Aug. 12 (UPI) -- President Donald Trump reacted to the chaotic scene that unfolded Saturday at a white supremacist rally in Charlottesville, Va., condemning violence and hatred "on many sides."
The remark drew criticism from Democrats and some Republicans for seeming to lump anti-racist protesters in with the far-right rally led by prominent leaders like David Duke and Richard Spencer.
Earlier in the day, Trump addressed the situation via his Twitter page, saying: "We ALL must be united & condemn all that hate stands for. There is no place for this kind of violence in America. Lets come together as one!"
However, in comments at a bill signing ceremony later in the day, Trump expanded, saying: "We condemn in the strongest possible terms this egregious display of hatred, bigotry and violence on many sides, on many sides."
The latter comment came shortly after news broke that one person had been killed and 19 injured when a car plowed into a large crowd of anti-racist protesters.
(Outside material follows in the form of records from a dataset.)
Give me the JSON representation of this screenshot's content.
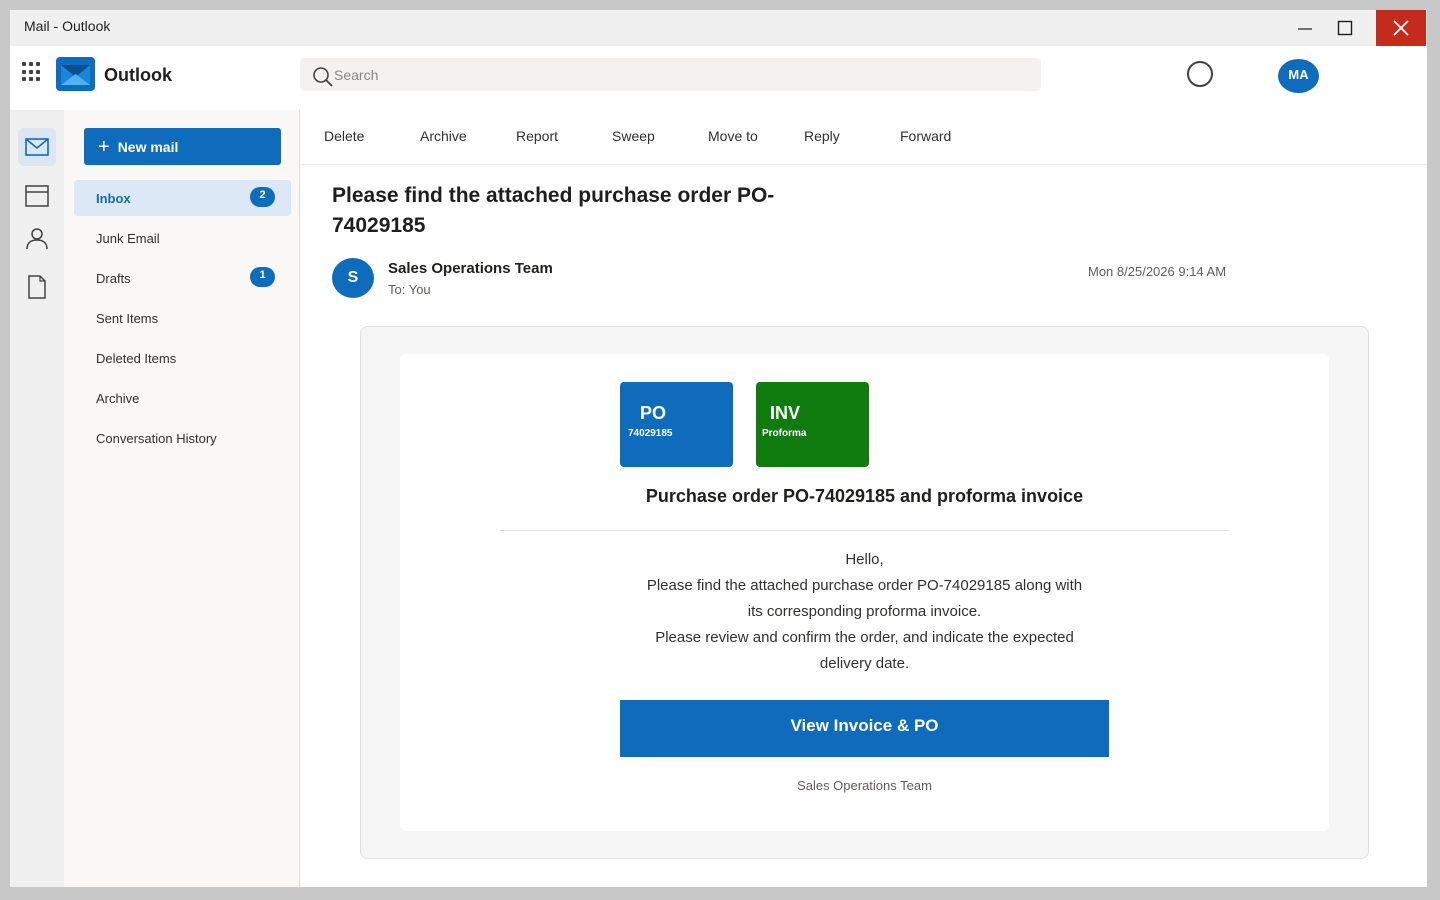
{
  "window": {
    "title": "Mail - Outlook"
  },
  "header": {
    "app_name": "Outlook",
    "search_placeholder": "Search",
    "user_initials": "MA"
  },
  "folders": {
    "new_mail_label": "New mail",
    "items": [
      {
        "label": "Inbox",
        "badge": "2",
        "active": true
      },
      {
        "label": "Junk Email"
      },
      {
        "label": "Drafts",
        "badge": "1"
      },
      {
        "label": "Sent Items"
      },
      {
        "label": "Deleted Items"
      },
      {
        "label": "Archive"
      },
      {
        "label": "Conversation History"
      }
    ]
  },
  "commands": [
    "Delete",
    "Archive",
    "Report",
    "Sweep",
    "Move to",
    "Reply",
    "Forward"
  ],
  "message": {
    "subject": "Please find the attached purchase order PO-74029185",
    "sender_initial": "S",
    "sender_name": "Sales Operations Team",
    "to": "To: You",
    "date": "Mon 8/25/2026 9:14 AM",
    "tiles": [
      {
        "big": "PO",
        "small": "74029185",
        "color": "#0f6cbd"
      },
      {
        "big": "INV",
        "small": "Proforma",
        "color": "#107c10"
      }
    ],
    "heading": "Purchase order PO-74029185 and proforma invoice",
    "body_lines": [
      "Hello,",
      "Please find the attached purchase order PO-74029185 along with",
      "its corresponding proforma invoice.",
      "Please review and confirm the order, and indicate the expected",
      "delivery date."
    ],
    "cta_label": "View Invoice & PO",
    "signature": "Sales Operations Team"
  },
  "colors": {
    "accent": "#0f6cbd",
    "close_button": "#c42b1c",
    "invoice_tile": "#107c10"
  },
  "icons": {
    "rail": [
      "mail-icon",
      "calendar-icon",
      "people-icon",
      "files-icon"
    ]
  }
}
Police have since said the attack was premeditated and the driver is in custody.
Trump did not acknowledge the fatality in his public remarks on Saturday, a fact that drew criticism from prominent senators of both parties. Instead, he offered condolences to the victim's family via Twitter several hours after he spoke.
"Condolences to the family of the young woman killed today, and best regards to all of those injured, in Charlottesville, Virginia. So sad!" Trump tweeted.
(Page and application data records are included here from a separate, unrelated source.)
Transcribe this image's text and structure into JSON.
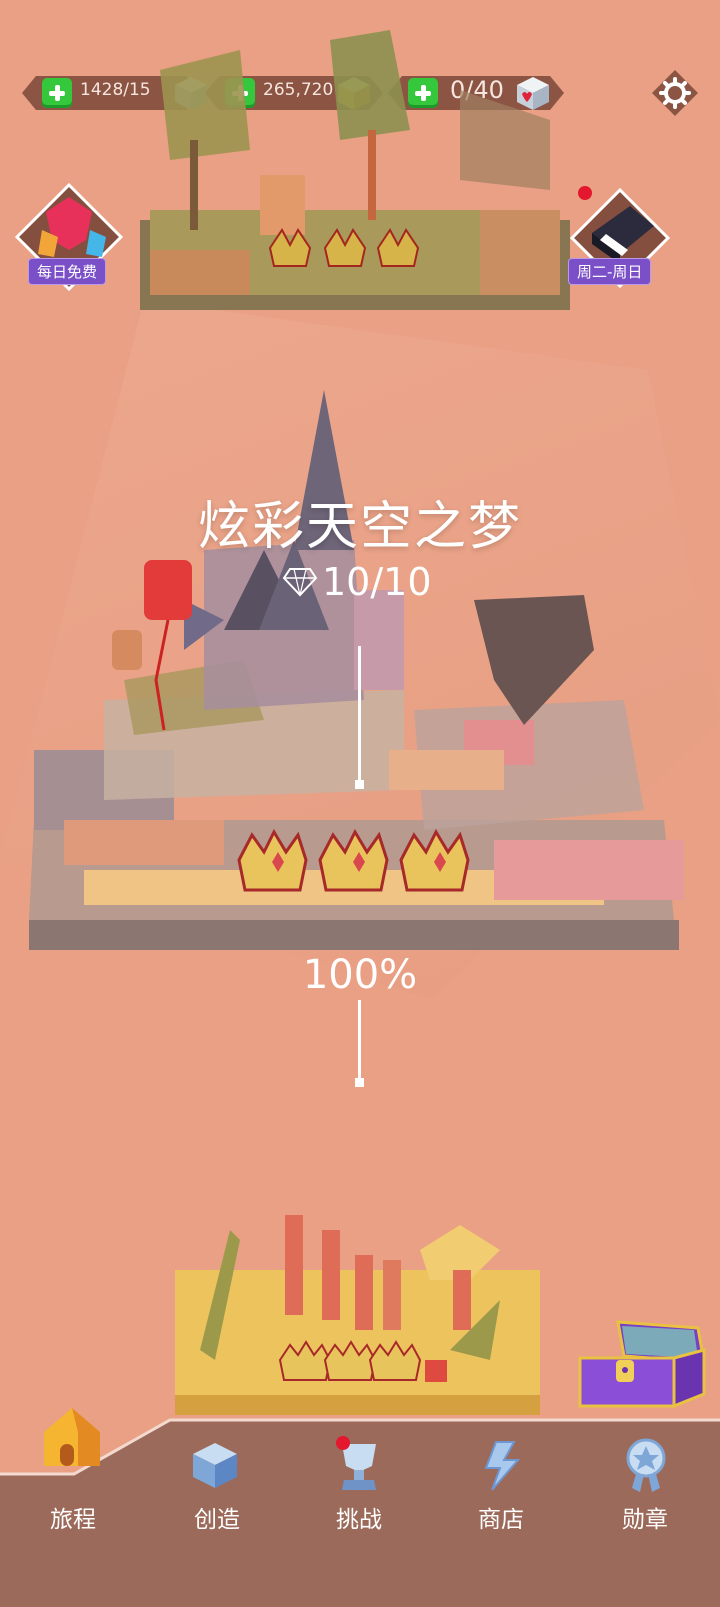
{
  "resources": [
    {
      "value": "1428/15",
      "icon": "ice-cube-icon"
    },
    {
      "value": "265,720",
      "icon": "gold-cube-icon"
    },
    {
      "value": "0/40",
      "icon": "heart-cube-icon"
    }
  ],
  "settings_icon": "gear-icon",
  "left_badge": {
    "label": "每日免费",
    "icon": "gem-balloon-icon"
  },
  "right_badge": {
    "label": "周二-周日",
    "icon": "piano-icon"
  },
  "level": {
    "title": "炫彩天空之梦",
    "gems": "10/10",
    "progress_text": "100%",
    "progress": 1.0
  },
  "nav": [
    {
      "label": "旅程",
      "icon": "house-icon",
      "active": true
    },
    {
      "label": "创造",
      "icon": "cube-icon"
    },
    {
      "label": "挑战",
      "icon": "trophy-icon"
    },
    {
      "label": "商店",
      "icon": "bolt-shop-icon"
    },
    {
      "label": "勋章",
      "icon": "medal-icon"
    }
  ],
  "colors": {
    "background": "#e9a084",
    "navbar": "#9c6a5a",
    "plus_green": "#35c83c",
    "badge_purple": "#7b4fc8"
  }
}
The sentiment was not enough for several senators who called on Trump to more forcefully condemn the far-right protesters.
Senate Minority Leader Chuck Schumer, D-N.Y., blasted Trump's response.
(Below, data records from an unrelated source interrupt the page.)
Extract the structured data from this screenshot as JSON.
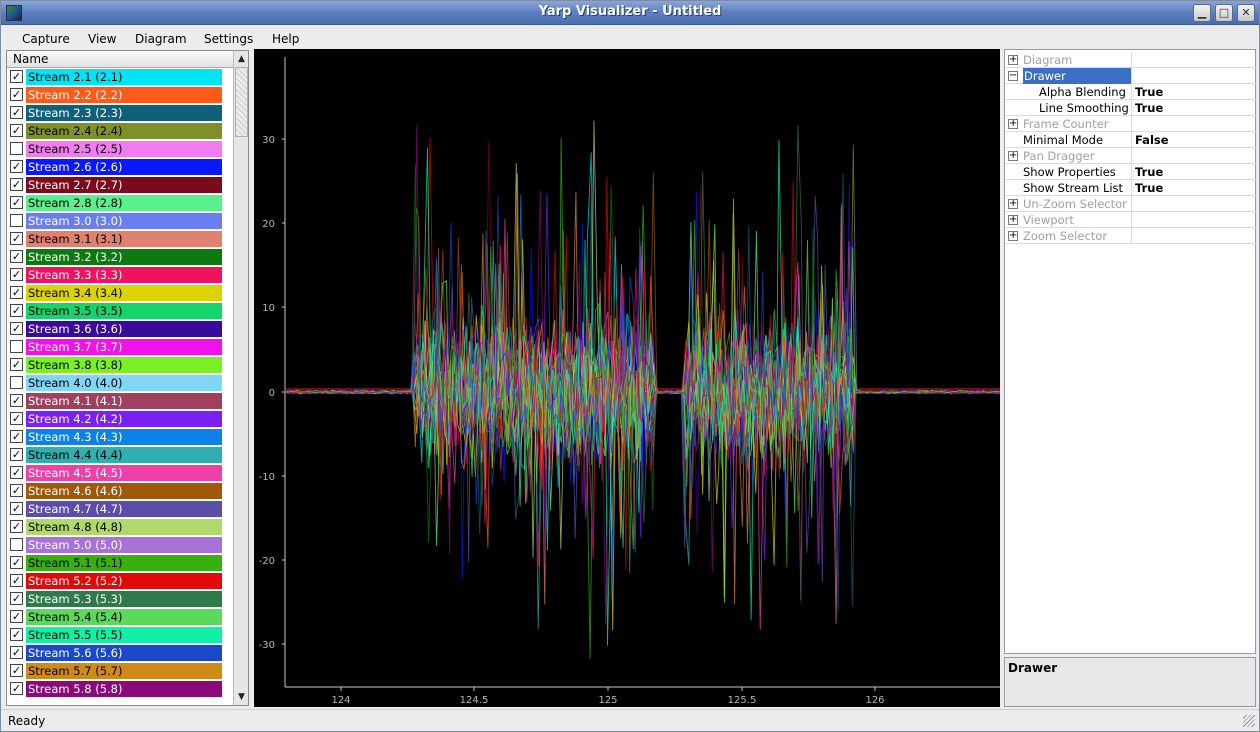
{
  "window": {
    "title": "Yarp Visualizer - Untitled"
  },
  "menu": [
    "Capture",
    "View",
    "Diagram",
    "Settings",
    "Help"
  ],
  "stream_list": {
    "header": "Name",
    "items": [
      {
        "label": "Stream 2.1 (2.1)",
        "checked": true,
        "color": "#00e5f4",
        "text": "#000"
      },
      {
        "label": "Stream 2.2 (2.2)",
        "checked": true,
        "color": "#ff5a1a",
        "text": "#fff"
      },
      {
        "label": "Stream 2.3 (2.3)",
        "checked": true,
        "color": "#11607a",
        "text": "#fff"
      },
      {
        "label": "Stream 2.4 (2.4)",
        "checked": true,
        "color": "#7f8f2a",
        "text": "#000"
      },
      {
        "label": "Stream 2.5 (2.5)",
        "checked": false,
        "color": "#f07cf0",
        "text": "#000"
      },
      {
        "label": "Stream 2.6 (2.6)",
        "checked": true,
        "color": "#0a18ff",
        "text": "#fff"
      },
      {
        "label": "Stream 2.7 (2.7)",
        "checked": true,
        "color": "#7a0a1c",
        "text": "#fff"
      },
      {
        "label": "Stream 2.8 (2.8)",
        "checked": true,
        "color": "#5cf08c",
        "text": "#000"
      },
      {
        "label": "Stream 3.0 (3.0)",
        "checked": false,
        "color": "#6a7ef2",
        "text": "#fff"
      },
      {
        "label": "Stream 3.1 (3.1)",
        "checked": true,
        "color": "#e0806e",
        "text": "#000"
      },
      {
        "label": "Stream 3.2 (3.2)",
        "checked": true,
        "color": "#0c7a10",
        "text": "#fff"
      },
      {
        "label": "Stream 3.3 (3.3)",
        "checked": true,
        "color": "#f0125e",
        "text": "#fff"
      },
      {
        "label": "Stream 3.4 (3.4)",
        "checked": true,
        "color": "#dcd400",
        "text": "#000"
      },
      {
        "label": "Stream 3.5 (3.5)",
        "checked": true,
        "color": "#14d46a",
        "text": "#000"
      },
      {
        "label": "Stream 3.6 (3.6)",
        "checked": true,
        "color": "#3a0a9a",
        "text": "#fff"
      },
      {
        "label": "Stream 3.7 (3.7)",
        "checked": false,
        "color": "#f012e8",
        "text": "#fff"
      },
      {
        "label": "Stream 3.8 (3.8)",
        "checked": true,
        "color": "#7cf026",
        "text": "#000"
      },
      {
        "label": "Stream 4.0 (4.0)",
        "checked": false,
        "color": "#80d6f4",
        "text": "#000"
      },
      {
        "label": "Stream 4.1 (4.1)",
        "checked": true,
        "color": "#a0405e",
        "text": "#fff"
      },
      {
        "label": "Stream 4.2 (4.2)",
        "checked": true,
        "color": "#7a20f4",
        "text": "#fff"
      },
      {
        "label": "Stream 4.3 (4.3)",
        "checked": true,
        "color": "#0a82e8",
        "text": "#fff"
      },
      {
        "label": "Stream 4.4 (4.4)",
        "checked": true,
        "color": "#30aeb0",
        "text": "#000"
      },
      {
        "label": "Stream 4.5 (4.5)",
        "checked": true,
        "color": "#f040a8",
        "text": "#fff"
      },
      {
        "label": "Stream 4.6 (4.6)",
        "checked": true,
        "color": "#a0580a",
        "text": "#fff"
      },
      {
        "label": "Stream 4.7 (4.7)",
        "checked": true,
        "color": "#5a4ea8",
        "text": "#fff"
      },
      {
        "label": "Stream 4.8 (4.8)",
        "checked": true,
        "color": "#b0d86a",
        "text": "#000"
      },
      {
        "label": "Stream 5.0 (5.0)",
        "checked": false,
        "color": "#a872d8",
        "text": "#fff"
      },
      {
        "label": "Stream 5.1 (5.1)",
        "checked": true,
        "color": "#38b010",
        "text": "#000"
      },
      {
        "label": "Stream 5.2 (5.2)",
        "checked": true,
        "color": "#e00a0a",
        "text": "#fff"
      },
      {
        "label": "Stream 5.3 (5.3)",
        "checked": true,
        "color": "#2e7a4a",
        "text": "#fff"
      },
      {
        "label": "Stream 5.4 (5.4)",
        "checked": true,
        "color": "#5cd85c",
        "text": "#000"
      },
      {
        "label": "Stream 5.5 (5.5)",
        "checked": true,
        "color": "#12f0a8",
        "text": "#000"
      },
      {
        "label": "Stream 5.6 (5.6)",
        "checked": true,
        "color": "#1a48c8",
        "text": "#fff"
      },
      {
        "label": "Stream 5.7 (5.7)",
        "checked": true,
        "color": "#d08a1a",
        "text": "#000"
      },
      {
        "label": "Stream 5.8 (5.8)",
        "checked": true,
        "color": "#8a0a7a",
        "text": "#fff"
      }
    ]
  },
  "plot": {
    "x_ticks": [
      "124",
      "124.5",
      "125",
      "125.5",
      "126"
    ],
    "y_ticks": [
      "30",
      "20",
      "10",
      "0",
      "-10",
      "-20",
      "-30"
    ]
  },
  "properties": {
    "items": [
      {
        "label": "Diagram",
        "value": "",
        "expander": "+",
        "disabled": true,
        "selected": false,
        "indent": false
      },
      {
        "label": "Drawer",
        "value": "",
        "expander": "−",
        "disabled": false,
        "selected": true,
        "indent": false
      },
      {
        "label": "Alpha Blending",
        "value": "True",
        "expander": "",
        "disabled": false,
        "selected": false,
        "indent": true
      },
      {
        "label": "Line Smoothing",
        "value": "True",
        "expander": "",
        "disabled": false,
        "selected": false,
        "indent": true
      },
      {
        "label": "Frame Counter",
        "value": "",
        "expander": "+",
        "disabled": true,
        "selected": false,
        "indent": false
      },
      {
        "label": "Minimal Mode",
        "value": "False",
        "expander": "",
        "disabled": false,
        "selected": false,
        "indent": false
      },
      {
        "label": "Pan Dragger",
        "value": "",
        "expander": "+",
        "disabled": true,
        "selected": false,
        "indent": false
      },
      {
        "label": "Show Properties",
        "value": "True",
        "expander": "",
        "disabled": false,
        "selected": false,
        "indent": false
      },
      {
        "label": "Show Stream List",
        "value": "True",
        "expander": "",
        "disabled": false,
        "selected": false,
        "indent": false
      },
      {
        "label": "Un-Zoom Selector",
        "value": "",
        "expander": "+",
        "disabled": true,
        "selected": false,
        "indent": false
      },
      {
        "label": "Viewport",
        "value": "",
        "expander": "+",
        "disabled": true,
        "selected": false,
        "indent": false
      },
      {
        "label": "Zoom Selector",
        "value": "",
        "expander": "+",
        "disabled": true,
        "selected": false,
        "indent": false
      }
    ],
    "description": "Drawer"
  },
  "status": {
    "text": "Ready"
  }
}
"Of course we condemn ALL that hate stands for. Until @POTUS specifically condemns alt-right action in Charlottesville, he hasnt done his job," Schumer tweeted.